## [Exercise]
Check every line of the records below for the string "price" and copy the ones that have it.

## [Data]
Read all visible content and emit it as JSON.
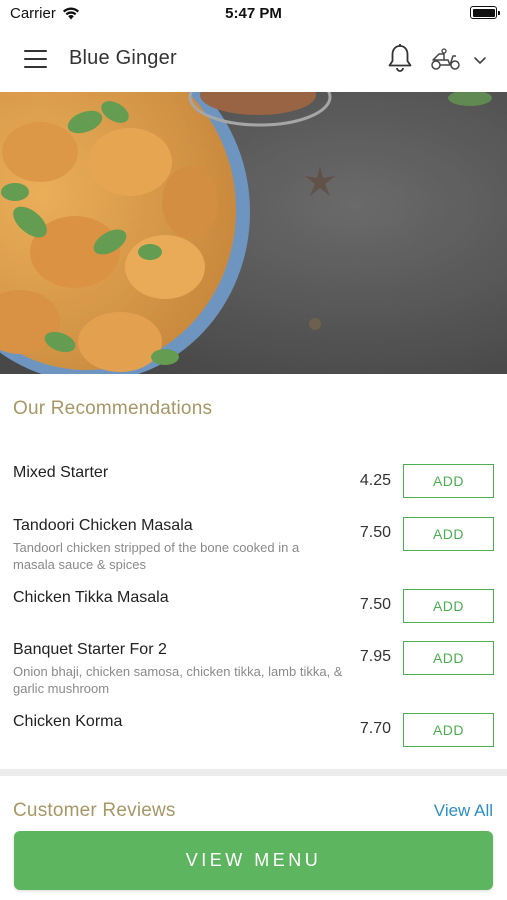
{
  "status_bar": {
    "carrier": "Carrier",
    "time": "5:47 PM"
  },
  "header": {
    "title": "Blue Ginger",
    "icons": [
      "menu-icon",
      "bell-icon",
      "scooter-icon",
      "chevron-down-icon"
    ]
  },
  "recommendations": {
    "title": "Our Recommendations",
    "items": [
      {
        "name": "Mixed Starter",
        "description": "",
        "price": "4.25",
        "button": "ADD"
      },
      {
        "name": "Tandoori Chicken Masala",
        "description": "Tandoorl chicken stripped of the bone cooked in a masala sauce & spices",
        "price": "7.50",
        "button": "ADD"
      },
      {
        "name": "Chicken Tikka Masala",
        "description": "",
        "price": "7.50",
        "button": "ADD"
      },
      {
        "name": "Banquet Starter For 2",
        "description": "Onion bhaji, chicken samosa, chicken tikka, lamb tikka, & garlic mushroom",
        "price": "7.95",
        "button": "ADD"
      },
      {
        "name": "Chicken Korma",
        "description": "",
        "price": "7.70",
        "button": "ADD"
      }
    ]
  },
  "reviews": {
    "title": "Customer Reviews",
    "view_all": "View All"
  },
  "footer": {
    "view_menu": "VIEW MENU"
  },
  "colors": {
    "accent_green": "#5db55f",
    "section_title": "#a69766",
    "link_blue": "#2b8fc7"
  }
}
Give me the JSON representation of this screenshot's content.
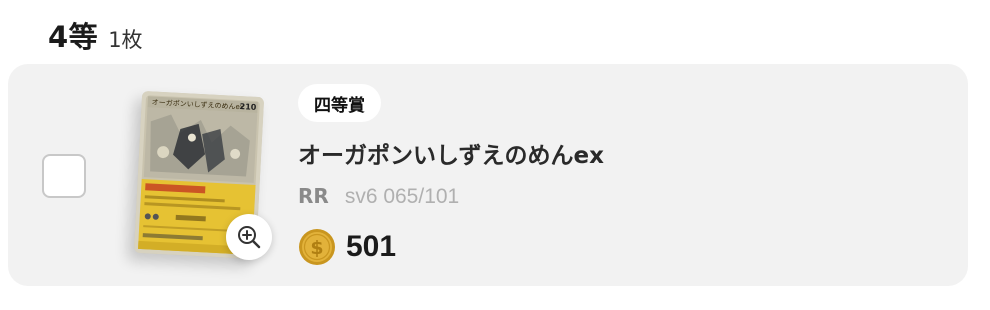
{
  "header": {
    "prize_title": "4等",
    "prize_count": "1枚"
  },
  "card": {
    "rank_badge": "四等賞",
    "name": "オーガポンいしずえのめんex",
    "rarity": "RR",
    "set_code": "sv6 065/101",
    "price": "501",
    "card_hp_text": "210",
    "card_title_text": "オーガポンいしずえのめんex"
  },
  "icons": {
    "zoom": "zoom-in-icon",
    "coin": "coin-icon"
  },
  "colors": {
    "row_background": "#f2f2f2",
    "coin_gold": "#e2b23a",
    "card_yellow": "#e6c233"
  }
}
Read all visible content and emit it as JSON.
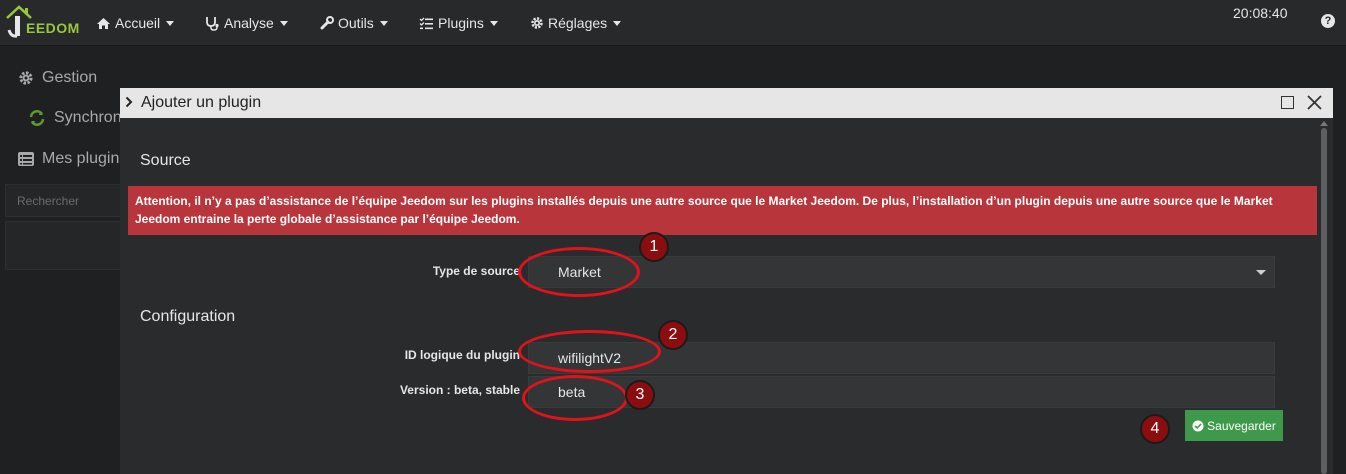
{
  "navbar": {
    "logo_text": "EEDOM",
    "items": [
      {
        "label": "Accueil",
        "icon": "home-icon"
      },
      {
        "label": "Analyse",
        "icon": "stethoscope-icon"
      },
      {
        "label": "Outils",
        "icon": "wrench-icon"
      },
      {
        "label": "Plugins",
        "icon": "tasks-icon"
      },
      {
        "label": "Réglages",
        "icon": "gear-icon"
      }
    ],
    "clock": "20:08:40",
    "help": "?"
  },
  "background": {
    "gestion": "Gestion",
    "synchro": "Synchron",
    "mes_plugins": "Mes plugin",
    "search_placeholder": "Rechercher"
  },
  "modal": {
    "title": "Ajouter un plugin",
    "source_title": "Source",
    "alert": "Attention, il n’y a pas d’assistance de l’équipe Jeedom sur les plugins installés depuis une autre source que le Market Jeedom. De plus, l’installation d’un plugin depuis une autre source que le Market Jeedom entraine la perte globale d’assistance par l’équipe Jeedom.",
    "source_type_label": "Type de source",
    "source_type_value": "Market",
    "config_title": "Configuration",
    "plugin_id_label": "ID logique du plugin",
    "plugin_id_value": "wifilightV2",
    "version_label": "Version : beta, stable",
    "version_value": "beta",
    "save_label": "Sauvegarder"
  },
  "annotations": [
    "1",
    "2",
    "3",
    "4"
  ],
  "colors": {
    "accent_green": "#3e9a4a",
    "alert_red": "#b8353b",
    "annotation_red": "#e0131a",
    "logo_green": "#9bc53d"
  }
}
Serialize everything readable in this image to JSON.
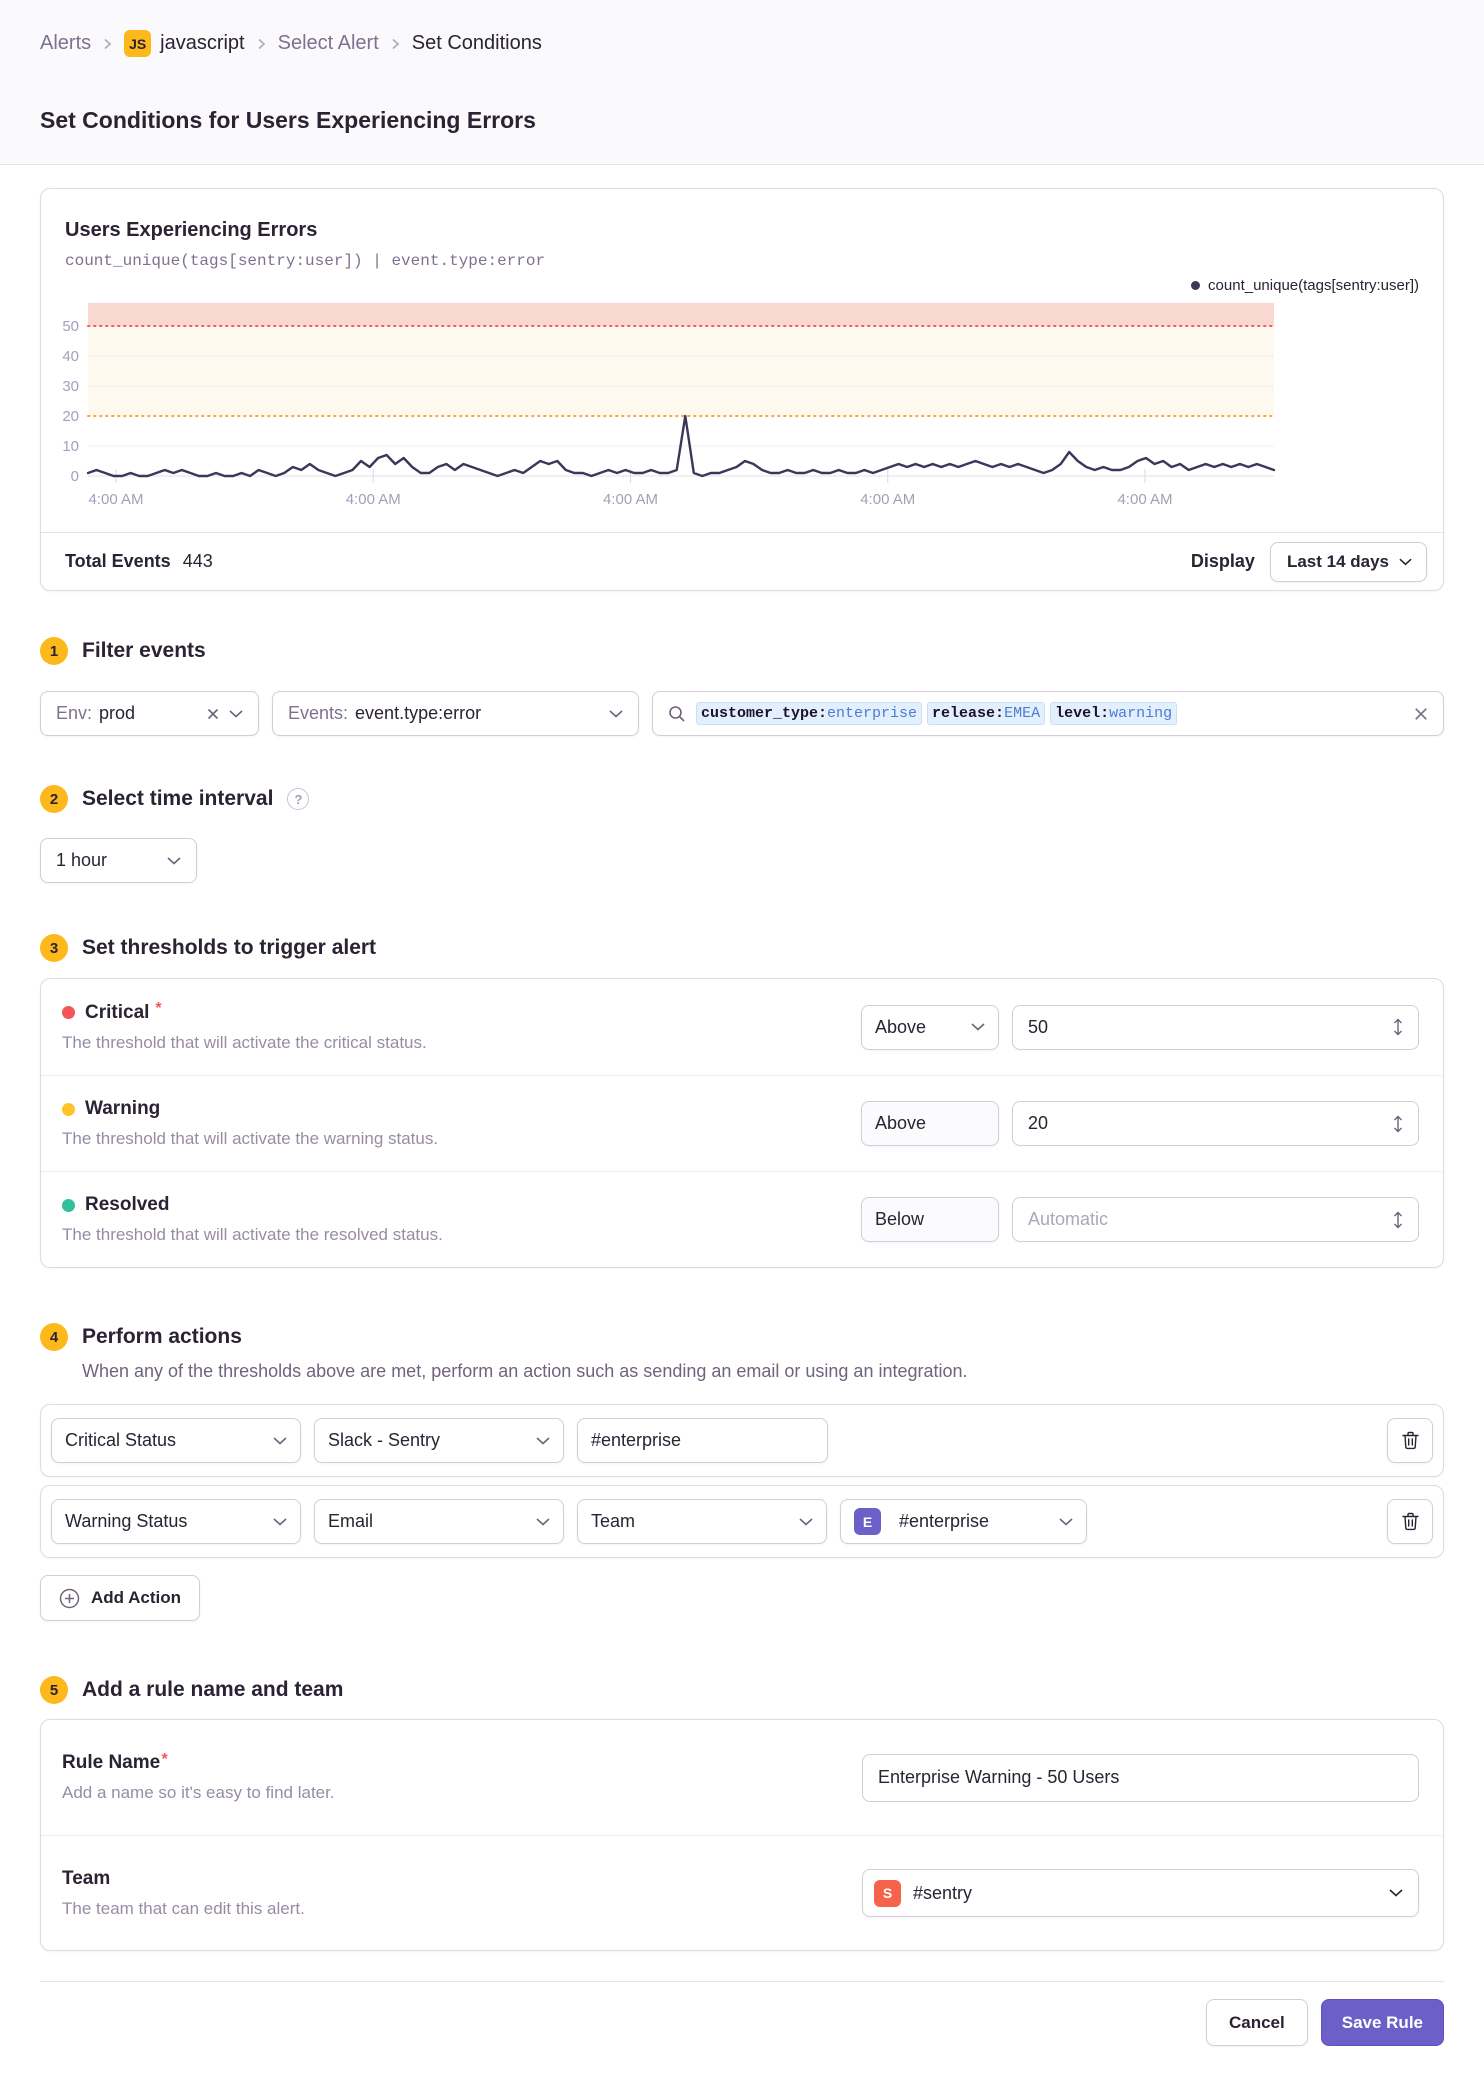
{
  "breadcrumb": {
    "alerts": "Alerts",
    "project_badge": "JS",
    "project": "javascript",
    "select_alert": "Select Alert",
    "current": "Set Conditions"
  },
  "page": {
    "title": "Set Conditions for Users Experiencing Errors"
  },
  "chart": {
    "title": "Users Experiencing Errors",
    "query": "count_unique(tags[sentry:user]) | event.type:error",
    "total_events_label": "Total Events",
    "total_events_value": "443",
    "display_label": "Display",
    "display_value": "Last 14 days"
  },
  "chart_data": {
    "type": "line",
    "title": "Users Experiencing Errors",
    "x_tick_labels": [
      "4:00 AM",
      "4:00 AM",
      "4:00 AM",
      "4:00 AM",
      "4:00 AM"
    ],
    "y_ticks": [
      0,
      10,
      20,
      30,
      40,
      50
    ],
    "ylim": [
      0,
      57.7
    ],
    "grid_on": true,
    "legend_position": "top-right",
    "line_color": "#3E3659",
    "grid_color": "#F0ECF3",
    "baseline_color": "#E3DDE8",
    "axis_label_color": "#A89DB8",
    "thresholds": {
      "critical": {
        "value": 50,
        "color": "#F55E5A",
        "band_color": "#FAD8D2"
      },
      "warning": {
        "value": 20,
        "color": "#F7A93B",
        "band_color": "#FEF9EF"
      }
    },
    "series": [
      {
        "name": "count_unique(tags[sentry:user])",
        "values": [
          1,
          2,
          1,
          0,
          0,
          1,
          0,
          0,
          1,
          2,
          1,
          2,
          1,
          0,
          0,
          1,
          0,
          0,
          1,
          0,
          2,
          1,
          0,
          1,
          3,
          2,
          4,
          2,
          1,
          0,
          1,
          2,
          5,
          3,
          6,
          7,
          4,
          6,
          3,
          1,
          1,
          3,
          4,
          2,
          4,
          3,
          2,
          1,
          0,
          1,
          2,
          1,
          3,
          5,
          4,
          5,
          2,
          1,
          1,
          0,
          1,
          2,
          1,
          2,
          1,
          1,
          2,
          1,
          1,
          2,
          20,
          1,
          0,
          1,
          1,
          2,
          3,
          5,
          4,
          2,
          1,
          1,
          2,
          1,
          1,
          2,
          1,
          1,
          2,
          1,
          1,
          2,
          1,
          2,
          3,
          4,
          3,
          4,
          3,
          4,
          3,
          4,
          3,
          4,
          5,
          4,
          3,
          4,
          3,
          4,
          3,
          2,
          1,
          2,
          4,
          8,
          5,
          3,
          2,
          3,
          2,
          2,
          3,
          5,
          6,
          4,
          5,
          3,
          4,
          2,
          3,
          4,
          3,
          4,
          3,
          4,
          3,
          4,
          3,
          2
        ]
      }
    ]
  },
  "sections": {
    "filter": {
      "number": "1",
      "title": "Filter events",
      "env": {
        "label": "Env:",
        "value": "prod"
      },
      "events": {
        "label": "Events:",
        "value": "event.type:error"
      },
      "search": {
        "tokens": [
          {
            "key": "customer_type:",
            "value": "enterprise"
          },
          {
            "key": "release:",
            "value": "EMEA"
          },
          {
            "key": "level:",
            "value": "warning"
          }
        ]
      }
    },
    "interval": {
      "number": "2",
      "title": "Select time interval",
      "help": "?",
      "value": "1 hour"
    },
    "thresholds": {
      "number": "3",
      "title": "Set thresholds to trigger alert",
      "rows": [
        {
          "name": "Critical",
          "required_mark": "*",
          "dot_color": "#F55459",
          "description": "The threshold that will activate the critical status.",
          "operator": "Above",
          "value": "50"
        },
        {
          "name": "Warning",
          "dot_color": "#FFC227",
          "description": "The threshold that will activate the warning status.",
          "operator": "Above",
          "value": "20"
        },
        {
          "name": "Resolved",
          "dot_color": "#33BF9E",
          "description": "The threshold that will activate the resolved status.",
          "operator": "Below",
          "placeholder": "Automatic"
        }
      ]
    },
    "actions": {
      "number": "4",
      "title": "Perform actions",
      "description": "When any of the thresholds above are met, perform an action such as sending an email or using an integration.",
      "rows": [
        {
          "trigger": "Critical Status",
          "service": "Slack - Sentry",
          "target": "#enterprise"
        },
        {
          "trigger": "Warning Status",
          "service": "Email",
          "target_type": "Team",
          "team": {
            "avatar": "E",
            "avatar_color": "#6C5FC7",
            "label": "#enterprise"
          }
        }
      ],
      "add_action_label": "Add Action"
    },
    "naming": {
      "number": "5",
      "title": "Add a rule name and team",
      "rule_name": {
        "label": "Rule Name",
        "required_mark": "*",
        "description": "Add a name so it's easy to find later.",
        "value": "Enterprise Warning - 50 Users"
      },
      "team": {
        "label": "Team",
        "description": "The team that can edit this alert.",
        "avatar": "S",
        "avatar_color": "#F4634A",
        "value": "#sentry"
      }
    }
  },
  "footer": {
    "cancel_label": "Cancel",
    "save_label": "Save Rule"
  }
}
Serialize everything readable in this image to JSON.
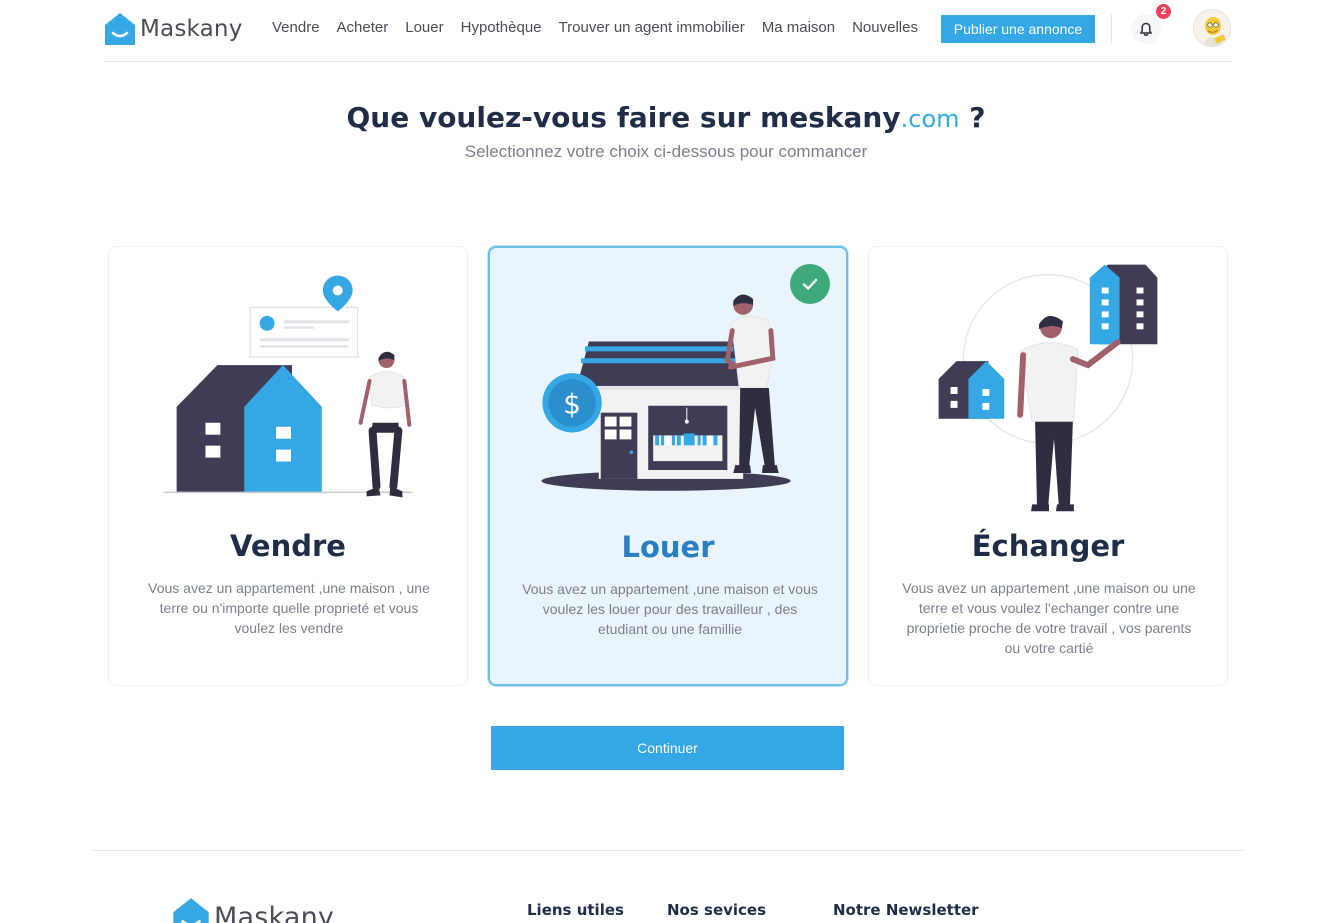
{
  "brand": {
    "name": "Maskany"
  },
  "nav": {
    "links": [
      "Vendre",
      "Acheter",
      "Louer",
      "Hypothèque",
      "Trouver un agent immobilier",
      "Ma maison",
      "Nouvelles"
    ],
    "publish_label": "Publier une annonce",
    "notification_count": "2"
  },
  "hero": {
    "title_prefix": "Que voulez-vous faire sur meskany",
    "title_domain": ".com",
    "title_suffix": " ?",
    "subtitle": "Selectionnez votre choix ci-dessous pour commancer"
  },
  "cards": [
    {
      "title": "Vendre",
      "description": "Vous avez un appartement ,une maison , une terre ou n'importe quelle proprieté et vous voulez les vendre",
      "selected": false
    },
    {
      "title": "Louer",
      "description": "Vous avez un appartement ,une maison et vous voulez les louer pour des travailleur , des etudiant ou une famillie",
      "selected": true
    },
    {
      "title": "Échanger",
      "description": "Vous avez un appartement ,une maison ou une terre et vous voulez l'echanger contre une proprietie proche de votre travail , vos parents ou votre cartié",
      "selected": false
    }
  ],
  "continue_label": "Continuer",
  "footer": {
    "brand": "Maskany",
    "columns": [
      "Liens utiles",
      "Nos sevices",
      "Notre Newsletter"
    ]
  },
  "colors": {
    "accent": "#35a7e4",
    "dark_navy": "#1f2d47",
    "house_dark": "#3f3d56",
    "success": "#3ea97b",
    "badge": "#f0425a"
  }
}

## [Solution to this exercise]
        "price": "4.25",
        "price": "7.50",
        "price": "7.50",
        "price": "7.95",
        "price": "7.70",
    "price": "501",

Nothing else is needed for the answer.